Go over the material below and report every line that contains the word "Desktop".

● ● ● ● ●

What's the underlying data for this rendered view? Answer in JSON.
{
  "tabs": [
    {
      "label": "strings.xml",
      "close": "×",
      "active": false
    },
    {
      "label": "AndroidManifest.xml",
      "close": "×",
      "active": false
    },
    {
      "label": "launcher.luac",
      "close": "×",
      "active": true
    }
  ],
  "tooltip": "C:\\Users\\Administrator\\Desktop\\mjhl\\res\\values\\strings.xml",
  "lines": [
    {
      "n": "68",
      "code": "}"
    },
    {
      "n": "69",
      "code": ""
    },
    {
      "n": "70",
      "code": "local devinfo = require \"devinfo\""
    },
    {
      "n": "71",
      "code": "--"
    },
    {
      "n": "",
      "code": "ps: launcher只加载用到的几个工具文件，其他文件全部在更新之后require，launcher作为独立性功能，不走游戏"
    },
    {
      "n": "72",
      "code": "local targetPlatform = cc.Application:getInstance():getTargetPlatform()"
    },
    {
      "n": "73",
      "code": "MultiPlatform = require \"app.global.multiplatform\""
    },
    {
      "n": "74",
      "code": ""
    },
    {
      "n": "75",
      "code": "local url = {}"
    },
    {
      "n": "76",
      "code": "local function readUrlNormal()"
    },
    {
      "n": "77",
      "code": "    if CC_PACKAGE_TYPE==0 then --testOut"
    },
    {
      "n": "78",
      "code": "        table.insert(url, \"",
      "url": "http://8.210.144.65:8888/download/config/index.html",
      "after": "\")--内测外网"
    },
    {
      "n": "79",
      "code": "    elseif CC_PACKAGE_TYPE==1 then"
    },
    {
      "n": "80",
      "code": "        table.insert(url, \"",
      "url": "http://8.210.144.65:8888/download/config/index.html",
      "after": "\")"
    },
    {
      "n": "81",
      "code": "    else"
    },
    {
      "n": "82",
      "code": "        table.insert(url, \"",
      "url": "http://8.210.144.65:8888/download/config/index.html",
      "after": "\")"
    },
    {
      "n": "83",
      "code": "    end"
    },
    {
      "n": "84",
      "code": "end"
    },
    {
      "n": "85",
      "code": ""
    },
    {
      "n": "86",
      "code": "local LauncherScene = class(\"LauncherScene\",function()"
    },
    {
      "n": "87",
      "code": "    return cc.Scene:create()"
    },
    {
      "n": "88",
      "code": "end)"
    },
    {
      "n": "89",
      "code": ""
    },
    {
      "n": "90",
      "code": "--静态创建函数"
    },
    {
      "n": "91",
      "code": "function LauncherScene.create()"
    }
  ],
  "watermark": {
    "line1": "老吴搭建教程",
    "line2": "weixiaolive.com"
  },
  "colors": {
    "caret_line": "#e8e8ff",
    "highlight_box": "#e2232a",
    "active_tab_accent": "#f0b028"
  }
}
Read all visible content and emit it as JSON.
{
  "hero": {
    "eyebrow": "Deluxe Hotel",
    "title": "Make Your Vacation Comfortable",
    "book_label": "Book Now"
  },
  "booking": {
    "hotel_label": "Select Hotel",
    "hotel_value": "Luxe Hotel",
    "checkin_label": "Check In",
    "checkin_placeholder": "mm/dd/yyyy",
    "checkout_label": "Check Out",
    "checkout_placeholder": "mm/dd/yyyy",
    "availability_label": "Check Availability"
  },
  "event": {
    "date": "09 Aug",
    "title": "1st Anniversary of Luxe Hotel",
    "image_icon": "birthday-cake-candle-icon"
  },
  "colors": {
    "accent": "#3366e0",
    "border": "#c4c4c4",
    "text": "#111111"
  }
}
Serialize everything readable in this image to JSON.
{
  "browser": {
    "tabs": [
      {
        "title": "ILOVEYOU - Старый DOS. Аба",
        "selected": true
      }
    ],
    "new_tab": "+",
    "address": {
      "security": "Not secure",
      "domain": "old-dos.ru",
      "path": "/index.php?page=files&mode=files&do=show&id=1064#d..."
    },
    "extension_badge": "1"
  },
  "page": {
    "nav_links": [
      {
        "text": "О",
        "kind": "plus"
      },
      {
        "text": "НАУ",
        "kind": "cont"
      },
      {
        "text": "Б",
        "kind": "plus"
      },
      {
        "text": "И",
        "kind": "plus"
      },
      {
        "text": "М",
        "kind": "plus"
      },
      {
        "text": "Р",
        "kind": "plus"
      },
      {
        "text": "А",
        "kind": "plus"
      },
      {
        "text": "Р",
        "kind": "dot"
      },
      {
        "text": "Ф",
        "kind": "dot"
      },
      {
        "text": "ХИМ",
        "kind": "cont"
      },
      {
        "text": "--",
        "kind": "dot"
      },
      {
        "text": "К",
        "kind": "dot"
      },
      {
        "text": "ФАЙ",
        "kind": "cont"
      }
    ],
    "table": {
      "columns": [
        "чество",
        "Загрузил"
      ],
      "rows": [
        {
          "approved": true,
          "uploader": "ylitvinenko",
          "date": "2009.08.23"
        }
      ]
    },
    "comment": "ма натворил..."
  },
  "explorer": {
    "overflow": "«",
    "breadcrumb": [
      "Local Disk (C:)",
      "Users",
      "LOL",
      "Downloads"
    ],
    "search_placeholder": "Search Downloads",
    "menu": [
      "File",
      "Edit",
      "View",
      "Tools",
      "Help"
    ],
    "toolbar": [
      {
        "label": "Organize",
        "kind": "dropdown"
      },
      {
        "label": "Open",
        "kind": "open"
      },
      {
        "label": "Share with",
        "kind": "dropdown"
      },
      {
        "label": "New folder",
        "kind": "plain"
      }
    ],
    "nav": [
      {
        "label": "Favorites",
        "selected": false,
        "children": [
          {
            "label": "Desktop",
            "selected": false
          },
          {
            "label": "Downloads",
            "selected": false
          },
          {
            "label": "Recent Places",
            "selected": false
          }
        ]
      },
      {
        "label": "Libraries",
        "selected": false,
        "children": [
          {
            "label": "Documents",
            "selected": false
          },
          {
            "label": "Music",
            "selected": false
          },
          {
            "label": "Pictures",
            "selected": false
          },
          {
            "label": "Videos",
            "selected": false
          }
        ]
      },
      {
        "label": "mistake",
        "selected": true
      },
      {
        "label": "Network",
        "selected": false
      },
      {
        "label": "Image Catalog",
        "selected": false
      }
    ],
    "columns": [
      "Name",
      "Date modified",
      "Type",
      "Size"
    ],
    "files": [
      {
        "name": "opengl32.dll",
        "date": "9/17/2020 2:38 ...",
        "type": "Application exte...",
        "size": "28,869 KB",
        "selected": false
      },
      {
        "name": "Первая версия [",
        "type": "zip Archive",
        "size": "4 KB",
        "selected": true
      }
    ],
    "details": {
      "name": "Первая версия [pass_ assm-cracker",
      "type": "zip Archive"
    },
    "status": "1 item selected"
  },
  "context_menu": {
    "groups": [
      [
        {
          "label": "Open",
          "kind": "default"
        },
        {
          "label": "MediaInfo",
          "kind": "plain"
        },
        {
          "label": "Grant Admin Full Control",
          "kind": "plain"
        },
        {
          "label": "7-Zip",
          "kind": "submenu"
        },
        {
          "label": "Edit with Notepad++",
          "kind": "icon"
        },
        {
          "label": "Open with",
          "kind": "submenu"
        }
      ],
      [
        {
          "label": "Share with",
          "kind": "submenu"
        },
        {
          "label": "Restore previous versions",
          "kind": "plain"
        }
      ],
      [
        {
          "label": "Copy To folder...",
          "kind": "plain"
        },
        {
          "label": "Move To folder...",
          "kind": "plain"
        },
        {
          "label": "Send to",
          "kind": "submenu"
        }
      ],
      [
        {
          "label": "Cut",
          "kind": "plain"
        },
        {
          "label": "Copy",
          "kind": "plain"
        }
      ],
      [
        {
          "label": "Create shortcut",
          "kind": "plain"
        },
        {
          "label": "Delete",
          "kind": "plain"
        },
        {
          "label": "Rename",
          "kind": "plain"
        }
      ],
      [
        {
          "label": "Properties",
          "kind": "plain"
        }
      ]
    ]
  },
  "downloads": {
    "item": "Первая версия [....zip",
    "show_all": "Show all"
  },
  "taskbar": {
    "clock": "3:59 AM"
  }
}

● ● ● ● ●

--- ANSWER TO THIS PROBLEM ---
  "tooltip": "C:\\Users\\Administrator\\Desktop\\mjhl\\res\\values\\strings.xml",
            "label": "Desktop",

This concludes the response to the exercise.